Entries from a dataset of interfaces

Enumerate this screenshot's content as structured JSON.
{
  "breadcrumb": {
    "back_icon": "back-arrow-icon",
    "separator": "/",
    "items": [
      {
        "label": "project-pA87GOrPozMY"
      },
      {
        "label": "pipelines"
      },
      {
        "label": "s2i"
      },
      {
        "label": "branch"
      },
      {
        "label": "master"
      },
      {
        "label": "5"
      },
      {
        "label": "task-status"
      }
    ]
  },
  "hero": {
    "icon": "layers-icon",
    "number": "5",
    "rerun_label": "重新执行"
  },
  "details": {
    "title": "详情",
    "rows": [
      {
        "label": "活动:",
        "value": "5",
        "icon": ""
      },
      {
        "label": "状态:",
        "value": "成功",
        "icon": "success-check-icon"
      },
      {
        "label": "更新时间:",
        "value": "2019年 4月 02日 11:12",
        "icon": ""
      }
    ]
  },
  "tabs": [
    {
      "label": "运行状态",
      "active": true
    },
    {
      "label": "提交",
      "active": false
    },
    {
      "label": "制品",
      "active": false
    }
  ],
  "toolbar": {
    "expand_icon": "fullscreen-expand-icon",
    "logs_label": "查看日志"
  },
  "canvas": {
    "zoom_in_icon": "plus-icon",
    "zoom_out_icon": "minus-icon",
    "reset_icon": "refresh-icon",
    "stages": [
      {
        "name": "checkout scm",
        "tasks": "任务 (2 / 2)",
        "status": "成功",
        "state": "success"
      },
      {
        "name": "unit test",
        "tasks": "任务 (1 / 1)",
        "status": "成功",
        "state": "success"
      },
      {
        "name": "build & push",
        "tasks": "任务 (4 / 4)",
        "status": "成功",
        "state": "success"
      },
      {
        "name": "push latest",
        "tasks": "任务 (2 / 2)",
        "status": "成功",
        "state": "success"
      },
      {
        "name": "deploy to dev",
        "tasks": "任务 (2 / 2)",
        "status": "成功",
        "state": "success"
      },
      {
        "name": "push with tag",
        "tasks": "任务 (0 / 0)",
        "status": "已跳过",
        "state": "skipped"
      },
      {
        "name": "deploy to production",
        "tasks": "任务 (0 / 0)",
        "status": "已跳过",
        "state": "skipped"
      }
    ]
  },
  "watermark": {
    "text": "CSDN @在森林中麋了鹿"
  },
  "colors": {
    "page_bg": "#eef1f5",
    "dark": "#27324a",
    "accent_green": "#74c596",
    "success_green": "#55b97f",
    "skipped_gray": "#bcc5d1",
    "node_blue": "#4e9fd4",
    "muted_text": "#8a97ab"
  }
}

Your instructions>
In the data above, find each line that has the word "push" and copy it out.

Exercise answer>
        "name": "build & push",
        "name": "push latest",
        "name": "push with tag",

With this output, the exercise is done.